KANSAS CITY, Mo. - Over the past year the Citizens Task Force has been taking an in-depth review on how to reduce violence in Kansas City and as of Thursday, the results are in.
The task force was made up of people from different backgrounds all over the city to look at the decades long community problem. They had 12 public meetings.
They said there needs to be a robust discussion with the public about guns. Out of last year's 127 murders, 116 of those were by gun violence. Last year's murder rate was the highest it had been since 2008. At this time last year there were 5 fewer murders than there are now.
Here is a list of the policy solutions:
We encourage the city to continue its focus on addressing vacant and abandoned properties, sustainable economic development in the urban core and programs that create more jobs and entrepreneurship opportunities for all Kansas Citians. In addition, the Task Force believes the following recommendations will further help the city of Kansas City address the chronic, systemic problems that result in violent behavior.
Fund, develop and implement a comprehensive Youth Master Plan. The purpose of the plan is to effectively coordinate the services, supports and opportunities that youth need to develop and thrive. The plan should include input and coordination between the city, school officials, young people, parents and community organizations.
Work with our City’s federal Congressional delegation to secure a Centers for Disease Control and Prevention (CDC) study of the recent increase in homicides in Kansas City. The study would allow the CDC to provide epidemiologic assistance and develop programmatic recommendations for a public health response to homicides in the city.
Pursue state legislation to create interagency domestic violence fatality review teams. Fatality review is a nationally recognized method for understanding how and why people die—the goal of which is to reduce those deaths. Child death review teams operate in nearly all 50 states. Metro area domestic violence agencies currently participate in a voluntary fatality review, but statewide implementation, of a mandatory practice, would garner greater participation from law enforcement and courts and secure better outcomes for the review panel.
It became clear over the course of the year’s presentations that our community has many of the tools in place to address the issue of violence, but better coordination is desperately needed between the existing social service agencies and governmental partners.
The following recommendations are intended to provide tools, staff and funding to leverage the work of evidence-based programs and successful community organizations.
Create a full-time staff position to coordinate the city’s violence prevention efforts. Ideally, this position would report to the City Manager, Mayor and City Council and coordinate efforts across governmental agencies. In addition to coordination of governmental agencies, this position would also facilitate coalition building and leadership training for existing anti-violence programs and neighborhood leaders. While this position is under development, the city should maintain and expand existing city staff positions within the Neighborhoods and Housing Services Department, Health Department and/or Police Department to provide social workers, community health workers and neighborhood coordinators who can focus on comprehensive violence prevention.
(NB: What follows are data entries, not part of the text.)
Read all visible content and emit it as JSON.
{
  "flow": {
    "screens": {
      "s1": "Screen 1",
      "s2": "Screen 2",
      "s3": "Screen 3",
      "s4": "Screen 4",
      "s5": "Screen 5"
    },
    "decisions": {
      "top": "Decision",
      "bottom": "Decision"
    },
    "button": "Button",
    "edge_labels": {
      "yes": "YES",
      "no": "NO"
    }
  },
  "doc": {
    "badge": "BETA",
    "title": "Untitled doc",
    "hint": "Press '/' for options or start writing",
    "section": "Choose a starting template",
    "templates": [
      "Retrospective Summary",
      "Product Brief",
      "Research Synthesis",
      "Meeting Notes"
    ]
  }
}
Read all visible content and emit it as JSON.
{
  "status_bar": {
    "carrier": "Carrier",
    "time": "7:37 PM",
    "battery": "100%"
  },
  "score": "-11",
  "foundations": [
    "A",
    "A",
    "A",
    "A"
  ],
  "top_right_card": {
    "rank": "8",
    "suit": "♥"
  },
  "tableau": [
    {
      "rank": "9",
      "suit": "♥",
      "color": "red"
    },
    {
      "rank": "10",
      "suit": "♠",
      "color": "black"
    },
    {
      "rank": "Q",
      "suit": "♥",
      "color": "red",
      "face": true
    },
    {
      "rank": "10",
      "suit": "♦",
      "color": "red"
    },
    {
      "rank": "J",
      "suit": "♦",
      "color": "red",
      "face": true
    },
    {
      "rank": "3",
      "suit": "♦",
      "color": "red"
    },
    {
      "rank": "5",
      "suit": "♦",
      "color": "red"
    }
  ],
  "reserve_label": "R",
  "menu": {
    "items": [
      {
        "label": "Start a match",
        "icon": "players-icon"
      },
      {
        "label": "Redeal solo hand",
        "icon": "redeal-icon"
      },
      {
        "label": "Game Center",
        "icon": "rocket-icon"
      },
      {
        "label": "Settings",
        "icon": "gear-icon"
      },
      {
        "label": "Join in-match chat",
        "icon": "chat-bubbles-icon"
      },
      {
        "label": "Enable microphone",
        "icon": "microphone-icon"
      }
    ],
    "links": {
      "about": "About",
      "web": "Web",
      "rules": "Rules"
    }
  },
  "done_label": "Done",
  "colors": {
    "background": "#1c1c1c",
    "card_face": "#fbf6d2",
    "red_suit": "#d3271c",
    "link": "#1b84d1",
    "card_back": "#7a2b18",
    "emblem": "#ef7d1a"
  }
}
Establish storefront community resource centers. A homicide investigative analysis provided by the Kansas City Police Department shows the majority of Kansas City’s homicides occur in a concentrated area. Within that map, non-violent areas can be identified in neighborhoods with extremely active community associations and/or neighborhood watch programs. A handful of Kansas City neighborhoods including the Westside and Ivanhoe have seen a reduction in violent crime when active social service agencies, neighborhood associations or community organizations have a brick and mortar community resource center where residents can access a variety of services. Community stakeholders must be engaged to identify needs, resources, location and services for the resource centers and to develop a sustainable plan for ongoing funding of the facilities.
Establish an electronic database for community resources. Kansas City does not have a single, comprehensive electronic database that contains all current community resources for housing, health issues, employment and general support. There are several organizations that provide a partial list of services or provide referrals for a limited population. These are fantastic tools that could be strengthened through a comprehensive database that is freely and easily accessible to community organizations, law enforcement, government agencies, healthcare providers, social service agencies and the general public.